Rembrandt courtesy of artrenewal.org
Below is the scripture from the book of Mathew;
From the sixth hour until the ninth hour darkness came over all the land. About the ninth hour Jesus cried out in a loud voice, "Eloi, Eloi, lama sabachthani?"—which means, "My God, my God, why have you forsaken me?"When some of those standing there heard this, they said, "He's calling Elijah."Immediately one of them ran and got a sponge. He filled it with wine vinegar, put it on a stick, and offered it to Jesus to drink. The rest said, "Now leave him alone. Let's see if Elijah comes to save him." And when Jesus had cried out again in a loud voice, he gave up his spirit.
Above is a breaking wave, Last night we look at the beginning of this process, here is the classic view that seascape painters so often paint. The wave has broken, that is, the water from the back of the wave, moving faster than its slowing front wall has rushed over the front and fallen against the face and base of the wave. The water explodes into foam. Look at the left hand break and notice a few things. The water curves down in a semicircle. On that edge as it hits the face of the wave it begins to convert to foam in ever increasing amounts. As more and more water reaches the base of the wave it creates ever larger and often globular masses of foam. Below is a Frederick Waugh ( a devout Christian incidentally ) showing this in paint.
Waughs knowledge of the anatomy and form of the wave makes the anatomy of the breaker clear. It is so much better than the photo. This is an example of the problems encountered by those who try to copy a photo to make a seascape and the limitations of that.

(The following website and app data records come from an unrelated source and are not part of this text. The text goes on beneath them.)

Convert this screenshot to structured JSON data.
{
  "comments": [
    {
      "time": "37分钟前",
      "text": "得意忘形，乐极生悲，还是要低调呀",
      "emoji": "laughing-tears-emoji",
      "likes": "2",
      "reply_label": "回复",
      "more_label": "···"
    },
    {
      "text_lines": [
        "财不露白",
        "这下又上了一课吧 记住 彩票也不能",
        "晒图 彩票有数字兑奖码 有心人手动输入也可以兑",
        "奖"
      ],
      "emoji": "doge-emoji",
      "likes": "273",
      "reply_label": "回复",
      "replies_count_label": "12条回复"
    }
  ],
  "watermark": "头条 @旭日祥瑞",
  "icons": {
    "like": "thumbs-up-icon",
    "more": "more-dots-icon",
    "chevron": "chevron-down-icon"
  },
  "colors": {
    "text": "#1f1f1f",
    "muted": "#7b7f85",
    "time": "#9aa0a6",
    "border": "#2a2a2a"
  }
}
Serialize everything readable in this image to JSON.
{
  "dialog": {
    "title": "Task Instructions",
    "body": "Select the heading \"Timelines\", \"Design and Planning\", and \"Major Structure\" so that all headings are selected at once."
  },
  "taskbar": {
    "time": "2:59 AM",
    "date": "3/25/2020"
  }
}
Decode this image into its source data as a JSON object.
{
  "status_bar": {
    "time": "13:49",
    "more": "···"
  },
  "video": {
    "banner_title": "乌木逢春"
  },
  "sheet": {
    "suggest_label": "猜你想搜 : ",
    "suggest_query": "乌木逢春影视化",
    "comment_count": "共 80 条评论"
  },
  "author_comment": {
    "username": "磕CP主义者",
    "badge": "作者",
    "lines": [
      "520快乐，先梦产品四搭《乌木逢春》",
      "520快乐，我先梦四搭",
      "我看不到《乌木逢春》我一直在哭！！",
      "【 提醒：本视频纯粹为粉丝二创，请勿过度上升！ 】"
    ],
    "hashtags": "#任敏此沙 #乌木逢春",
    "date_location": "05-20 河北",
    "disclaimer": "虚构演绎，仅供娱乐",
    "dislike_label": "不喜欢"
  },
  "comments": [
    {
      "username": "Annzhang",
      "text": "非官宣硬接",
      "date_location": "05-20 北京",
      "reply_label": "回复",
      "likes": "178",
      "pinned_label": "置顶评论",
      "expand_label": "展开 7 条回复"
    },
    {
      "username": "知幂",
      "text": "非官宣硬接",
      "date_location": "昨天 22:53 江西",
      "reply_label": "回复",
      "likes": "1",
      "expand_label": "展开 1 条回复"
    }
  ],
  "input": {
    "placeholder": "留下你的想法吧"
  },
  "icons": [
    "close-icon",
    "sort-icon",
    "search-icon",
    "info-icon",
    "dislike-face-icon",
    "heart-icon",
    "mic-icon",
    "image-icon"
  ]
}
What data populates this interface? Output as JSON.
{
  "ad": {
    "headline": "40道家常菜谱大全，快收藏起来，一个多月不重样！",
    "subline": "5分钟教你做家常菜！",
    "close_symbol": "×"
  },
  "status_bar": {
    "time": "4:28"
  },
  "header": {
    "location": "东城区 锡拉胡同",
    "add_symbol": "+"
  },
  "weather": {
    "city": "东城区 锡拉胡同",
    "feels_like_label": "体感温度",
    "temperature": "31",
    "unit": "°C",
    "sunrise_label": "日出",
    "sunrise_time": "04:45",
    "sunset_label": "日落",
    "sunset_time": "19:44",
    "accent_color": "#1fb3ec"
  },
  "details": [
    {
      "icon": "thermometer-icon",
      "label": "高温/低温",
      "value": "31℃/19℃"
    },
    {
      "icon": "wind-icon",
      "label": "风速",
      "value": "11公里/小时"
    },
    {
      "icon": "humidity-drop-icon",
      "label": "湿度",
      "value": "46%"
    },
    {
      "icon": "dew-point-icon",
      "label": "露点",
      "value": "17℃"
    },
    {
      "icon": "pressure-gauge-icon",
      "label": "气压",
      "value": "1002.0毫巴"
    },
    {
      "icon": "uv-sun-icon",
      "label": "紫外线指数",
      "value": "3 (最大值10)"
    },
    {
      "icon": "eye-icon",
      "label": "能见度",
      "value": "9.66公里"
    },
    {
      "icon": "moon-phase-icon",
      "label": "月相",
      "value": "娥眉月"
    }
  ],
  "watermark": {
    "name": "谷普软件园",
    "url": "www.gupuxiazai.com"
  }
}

Because of the enormous size of the waves Waugh has shown the foam purposefully sliding down the face of the oncoming wave. He has characterized the globs into which the foam erupts to show the shapes that it takes. It looks thick like whipped cream.It has volume and weight. Behind the foam, is the back of the wave driving forward, and to the left behind that, we see the foam that has passed over the back of the advancing wave. Notice how the foam "grows" at the bottom of the semicircle as more and more water cascades down the front of the wave. Waugh has the whole thing backlit, that is something seascape painters love to do. This lighting shows up the form of the wave best, see how the foam is divided into light and shadow, just like on a figure or still life.
The second smaller wave over to the left shows another interesting thing about waves. the water breaking over the front is in an up plane and lives in the world of the light. That's important. That passage will often progress into the shadow on its way to the foam. The broken patterns of the foam from a previous wave are formed as the growing wave stretches it and tears elongated semicircular holes in it as the mass of the water increases. It is still functioning like a skin stretched over the orb of energy below the surface. Unlike the water though, the foam doesn't stretch very well, so it tears into holes and tatters. These foam patterns show the shape and planes of the rising face of the wave.
This is a powerful and extremely original design. It is arrangements like this that make Waugh so extraordinary.